__GIVEN ENTRIES__.
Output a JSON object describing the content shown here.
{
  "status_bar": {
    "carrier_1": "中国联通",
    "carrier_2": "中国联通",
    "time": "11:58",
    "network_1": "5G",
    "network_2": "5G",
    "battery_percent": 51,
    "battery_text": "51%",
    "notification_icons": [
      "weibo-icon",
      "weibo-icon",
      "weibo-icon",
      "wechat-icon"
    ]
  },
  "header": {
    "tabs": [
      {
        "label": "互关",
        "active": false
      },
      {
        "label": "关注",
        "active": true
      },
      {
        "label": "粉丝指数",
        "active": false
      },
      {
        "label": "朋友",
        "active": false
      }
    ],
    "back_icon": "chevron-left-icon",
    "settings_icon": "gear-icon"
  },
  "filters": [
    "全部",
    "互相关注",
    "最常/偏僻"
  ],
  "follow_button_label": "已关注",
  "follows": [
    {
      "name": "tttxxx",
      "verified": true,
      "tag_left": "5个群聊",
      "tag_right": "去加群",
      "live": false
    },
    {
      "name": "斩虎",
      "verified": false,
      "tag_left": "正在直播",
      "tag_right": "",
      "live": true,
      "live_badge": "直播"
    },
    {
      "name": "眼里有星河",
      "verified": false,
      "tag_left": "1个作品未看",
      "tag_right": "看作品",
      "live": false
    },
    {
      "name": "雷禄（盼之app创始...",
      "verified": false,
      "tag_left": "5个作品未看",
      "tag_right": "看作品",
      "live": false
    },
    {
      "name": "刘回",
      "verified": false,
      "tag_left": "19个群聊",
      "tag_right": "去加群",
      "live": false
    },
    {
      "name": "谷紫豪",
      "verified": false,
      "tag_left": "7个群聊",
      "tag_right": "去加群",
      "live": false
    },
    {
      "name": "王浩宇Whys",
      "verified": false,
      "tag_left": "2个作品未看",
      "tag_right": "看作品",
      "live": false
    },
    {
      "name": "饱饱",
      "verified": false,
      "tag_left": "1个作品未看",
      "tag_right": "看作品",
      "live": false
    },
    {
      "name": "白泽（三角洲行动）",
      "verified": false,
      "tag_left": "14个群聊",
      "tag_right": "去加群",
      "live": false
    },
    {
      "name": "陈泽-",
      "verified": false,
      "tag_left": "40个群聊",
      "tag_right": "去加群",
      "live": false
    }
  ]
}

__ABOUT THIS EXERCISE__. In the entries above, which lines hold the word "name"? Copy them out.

__EXERCISE ANSWER__.
      "name": "tttxxx",
      "name": "斩虎",
      "name": "眼里有星河",
      "name": "雷禄（盼之app创始...",
      "name": "刘回",
      "name": "谷紫豪",
      "name": "王浩宇Whys",
      "name": "饱饱",
      "name": "白泽（三角洲行动）",
      "name": "陈泽-",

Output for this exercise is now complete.